* [DATA TO EXAMINE]:

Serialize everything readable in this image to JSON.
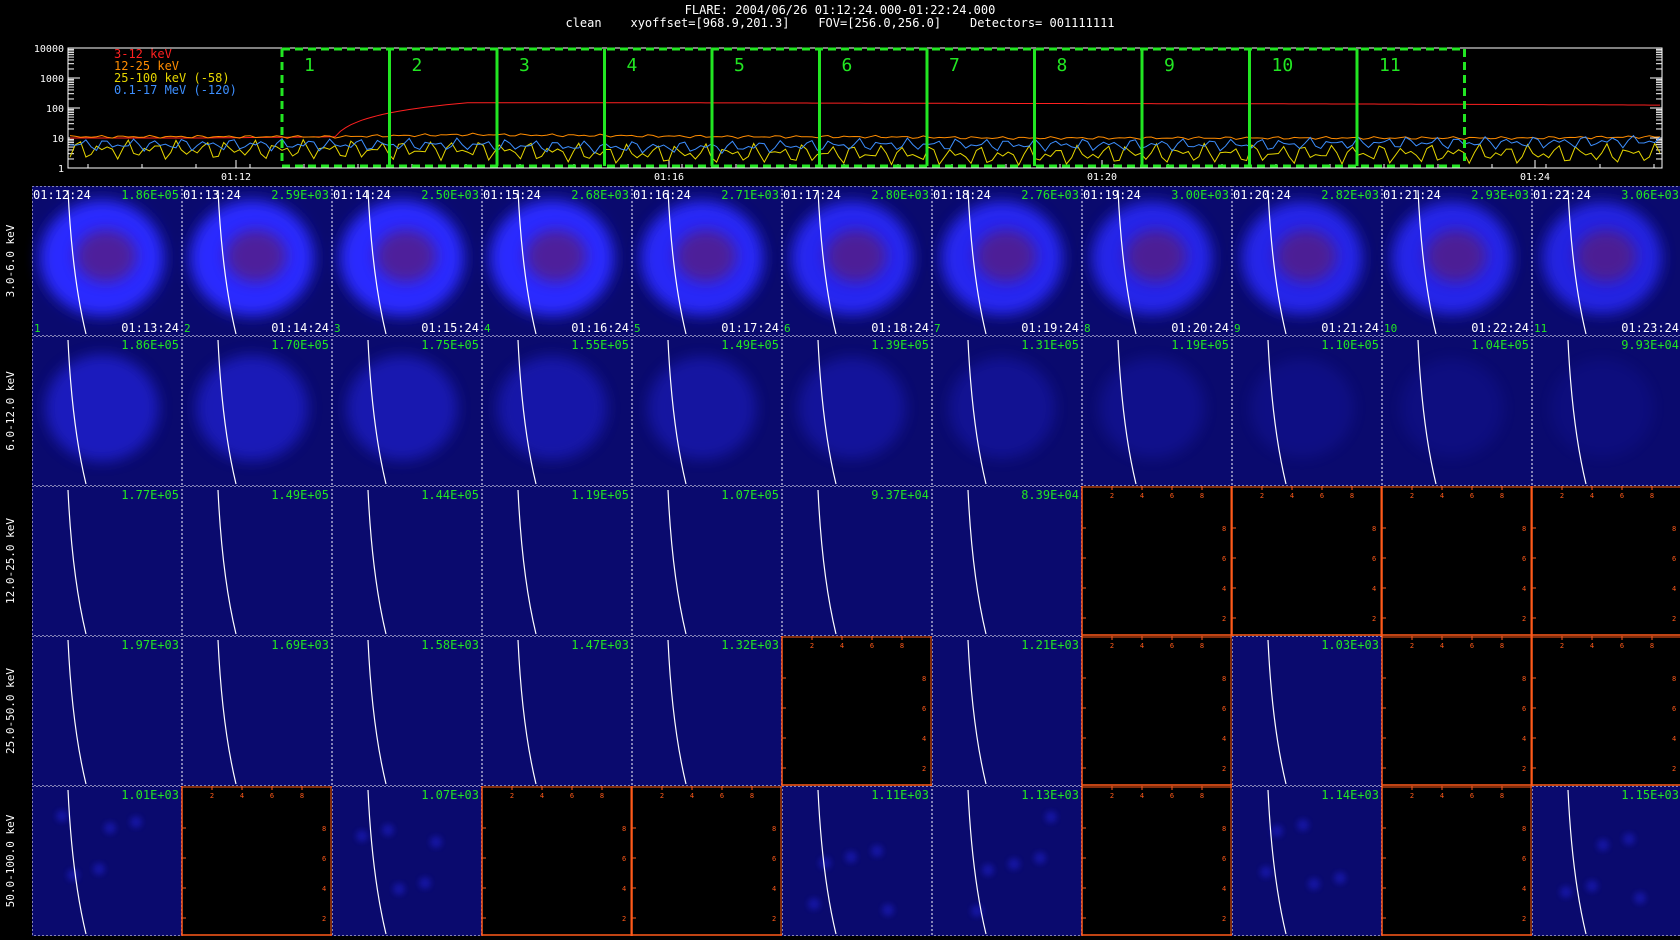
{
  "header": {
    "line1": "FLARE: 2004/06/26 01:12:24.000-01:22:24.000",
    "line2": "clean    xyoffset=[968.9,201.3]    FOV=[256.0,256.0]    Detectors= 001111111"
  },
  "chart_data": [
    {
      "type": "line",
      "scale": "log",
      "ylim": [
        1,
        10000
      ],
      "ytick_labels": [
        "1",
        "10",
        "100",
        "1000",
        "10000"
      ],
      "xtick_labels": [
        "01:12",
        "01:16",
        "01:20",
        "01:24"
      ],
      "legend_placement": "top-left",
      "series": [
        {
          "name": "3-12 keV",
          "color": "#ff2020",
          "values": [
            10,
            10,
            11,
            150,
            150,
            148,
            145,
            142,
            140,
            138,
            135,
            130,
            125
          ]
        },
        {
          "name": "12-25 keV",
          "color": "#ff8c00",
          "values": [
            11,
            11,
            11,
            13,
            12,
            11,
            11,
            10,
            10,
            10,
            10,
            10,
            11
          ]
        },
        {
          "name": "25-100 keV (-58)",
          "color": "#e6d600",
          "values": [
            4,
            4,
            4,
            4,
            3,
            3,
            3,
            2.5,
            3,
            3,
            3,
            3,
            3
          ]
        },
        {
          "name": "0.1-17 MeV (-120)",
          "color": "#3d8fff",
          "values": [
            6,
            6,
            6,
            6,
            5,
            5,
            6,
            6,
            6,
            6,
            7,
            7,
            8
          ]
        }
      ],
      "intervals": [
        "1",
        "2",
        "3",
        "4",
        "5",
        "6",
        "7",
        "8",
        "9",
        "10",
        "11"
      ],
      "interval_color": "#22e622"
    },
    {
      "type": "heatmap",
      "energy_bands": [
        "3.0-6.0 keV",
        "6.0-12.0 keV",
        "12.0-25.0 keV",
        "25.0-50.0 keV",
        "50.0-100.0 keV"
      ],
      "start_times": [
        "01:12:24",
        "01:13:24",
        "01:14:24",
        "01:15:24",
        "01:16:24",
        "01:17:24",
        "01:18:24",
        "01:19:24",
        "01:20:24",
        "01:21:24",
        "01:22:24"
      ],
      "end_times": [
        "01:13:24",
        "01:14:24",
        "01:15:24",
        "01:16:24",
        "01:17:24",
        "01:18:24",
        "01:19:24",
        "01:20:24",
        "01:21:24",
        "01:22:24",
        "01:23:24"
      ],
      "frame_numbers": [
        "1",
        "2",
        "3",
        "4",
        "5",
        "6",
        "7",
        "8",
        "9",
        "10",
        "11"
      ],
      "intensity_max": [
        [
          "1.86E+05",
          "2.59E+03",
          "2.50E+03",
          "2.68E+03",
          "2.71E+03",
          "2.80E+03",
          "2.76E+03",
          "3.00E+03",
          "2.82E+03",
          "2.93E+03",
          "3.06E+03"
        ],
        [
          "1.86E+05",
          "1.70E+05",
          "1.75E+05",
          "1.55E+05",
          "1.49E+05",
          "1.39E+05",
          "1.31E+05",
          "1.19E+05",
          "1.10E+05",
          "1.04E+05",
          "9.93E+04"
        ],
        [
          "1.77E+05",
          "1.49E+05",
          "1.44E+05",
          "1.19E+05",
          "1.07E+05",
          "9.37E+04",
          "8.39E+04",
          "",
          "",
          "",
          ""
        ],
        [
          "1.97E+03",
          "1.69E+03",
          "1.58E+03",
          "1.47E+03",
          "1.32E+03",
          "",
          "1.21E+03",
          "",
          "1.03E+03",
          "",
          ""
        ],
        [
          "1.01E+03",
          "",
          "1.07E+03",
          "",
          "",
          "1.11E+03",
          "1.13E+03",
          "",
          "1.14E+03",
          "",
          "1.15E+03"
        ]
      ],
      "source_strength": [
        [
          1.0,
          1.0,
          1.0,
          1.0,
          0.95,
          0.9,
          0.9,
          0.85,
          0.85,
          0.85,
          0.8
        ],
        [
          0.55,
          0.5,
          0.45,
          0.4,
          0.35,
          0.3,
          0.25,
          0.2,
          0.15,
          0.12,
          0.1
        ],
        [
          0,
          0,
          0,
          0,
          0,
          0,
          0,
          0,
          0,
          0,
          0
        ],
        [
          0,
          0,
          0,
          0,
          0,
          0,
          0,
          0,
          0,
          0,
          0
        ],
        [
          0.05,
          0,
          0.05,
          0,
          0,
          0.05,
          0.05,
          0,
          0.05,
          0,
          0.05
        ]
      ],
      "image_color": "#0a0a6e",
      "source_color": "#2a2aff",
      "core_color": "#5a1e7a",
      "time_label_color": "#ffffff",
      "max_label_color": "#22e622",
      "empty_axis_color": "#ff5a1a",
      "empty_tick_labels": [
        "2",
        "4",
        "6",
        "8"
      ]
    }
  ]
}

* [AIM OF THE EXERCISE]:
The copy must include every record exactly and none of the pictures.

* [RESPONSE FOR THIS EXERCISE]:
Serialize everything readable in this image to JSON.
{
  "header": {
    "line1": "FLARE: 2004/06/26 01:12:24.000-01:22:24.000",
    "line2": "clean    xyoffset=[968.9,201.3]    FOV=[256.0,256.0]    Detectors= 001111111"
  },
  "chart_data": [
    {
      "type": "line",
      "scale": "log",
      "ylim": [
        1,
        10000
      ],
      "ytick_labels": [
        "1",
        "10",
        "100",
        "1000",
        "10000"
      ],
      "xtick_labels": [
        "01:12",
        "01:16",
        "01:20",
        "01:24"
      ],
      "legend_placement": "top-left",
      "series": [
        {
          "name": "3-12 keV",
          "color": "#ff2020",
          "values": [
            10,
            10,
            11,
            150,
            150,
            148,
            145,
            142,
            140,
            138,
            135,
            130,
            125
          ]
        },
        {
          "name": "12-25 keV",
          "color": "#ff8c00",
          "values": [
            11,
            11,
            11,
            13,
            12,
            11,
            11,
            10,
            10,
            10,
            10,
            10,
            11
          ]
        },
        {
          "name": "25-100 keV (-58)",
          "color": "#e6d600",
          "values": [
            4,
            4,
            4,
            4,
            3,
            3,
            3,
            2.5,
            3,
            3,
            3,
            3,
            3
          ]
        },
        {
          "name": "0.1-17 MeV (-120)",
          "color": "#3d8fff",
          "values": [
            6,
            6,
            6,
            6,
            5,
            5,
            6,
            6,
            6,
            6,
            7,
            7,
            8
          ]
        }
      ],
      "intervals": [
        "1",
        "2",
        "3",
        "4",
        "5",
        "6",
        "7",
        "8",
        "9",
        "10",
        "11"
      ],
      "interval_color": "#22e622"
    },
    {
      "type": "heatmap",
      "energy_bands": [
        "3.0-6.0 keV",
        "6.0-12.0 keV",
        "12.0-25.0 keV",
        "25.0-50.0 keV",
        "50.0-100.0 keV"
      ],
      "start_times": [
        "01:12:24",
        "01:13:24",
        "01:14:24",
        "01:15:24",
        "01:16:24",
        "01:17:24",
        "01:18:24",
        "01:19:24",
        "01:20:24",
        "01:21:24",
        "01:22:24"
      ],
      "end_times": [
        "01:13:24",
        "01:14:24",
        "01:15:24",
        "01:16:24",
        "01:17:24",
        "01:18:24",
        "01:19:24",
        "01:20:24",
        "01:21:24",
        "01:22:24",
        "01:23:24"
      ],
      "frame_numbers": [
        "1",
        "2",
        "3",
        "4",
        "5",
        "6",
        "7",
        "8",
        "9",
        "10",
        "11"
      ],
      "intensity_max": [
        [
          "1.86E+05",
          "2.59E+03",
          "2.50E+03",
          "2.68E+03",
          "2.71E+03",
          "2.80E+03",
          "2.76E+03",
          "3.00E+03",
          "2.82E+03",
          "2.93E+03",
          "3.06E+03"
        ],
        [
          "1.86E+05",
          "1.70E+05",
          "1.75E+05",
          "1.55E+05",
          "1.49E+05",
          "1.39E+05",
          "1.31E+05",
          "1.19E+05",
          "1.10E+05",
          "1.04E+05",
          "9.93E+04"
        ],
        [
          "1.77E+05",
          "1.49E+05",
          "1.44E+05",
          "1.19E+05",
          "1.07E+05",
          "9.37E+04",
          "8.39E+04",
          "",
          "",
          "",
          ""
        ],
        [
          "1.97E+03",
          "1.69E+03",
          "1.58E+03",
          "1.47E+03",
          "1.32E+03",
          "",
          "1.21E+03",
          "",
          "1.03E+03",
          "",
          ""
        ],
        [
          "1.01E+03",
          "",
          "1.07E+03",
          "",
          "",
          "1.11E+03",
          "1.13E+03",
          "",
          "1.14E+03",
          "",
          "1.15E+03"
        ]
      ],
      "source_strength": [
        [
          1.0,
          1.0,
          1.0,
          1.0,
          0.95,
          0.9,
          0.9,
          0.85,
          0.85,
          0.85,
          0.8
        ],
        [
          0.55,
          0.5,
          0.45,
          0.4,
          0.35,
          0.3,
          0.25,
          0.2,
          0.15,
          0.12,
          0.1
        ],
        [
          0,
          0,
          0,
          0,
          0,
          0,
          0,
          0,
          0,
          0,
          0
        ],
        [
          0,
          0,
          0,
          0,
          0,
          0,
          0,
          0,
          0,
          0,
          0
        ],
        [
          0.05,
          0,
          0.05,
          0,
          0,
          0.05,
          0.05,
          0,
          0.05,
          0,
          0.05
        ]
      ],
      "image_color": "#0a0a6e",
      "source_color": "#2a2aff",
      "core_color": "#5a1e7a",
      "time_label_color": "#ffffff",
      "max_label_color": "#22e622",
      "empty_axis_color": "#ff5a1a",
      "empty_tick_labels": [
        "2",
        "4",
        "6",
        "8"
      ]
    }
  ]
}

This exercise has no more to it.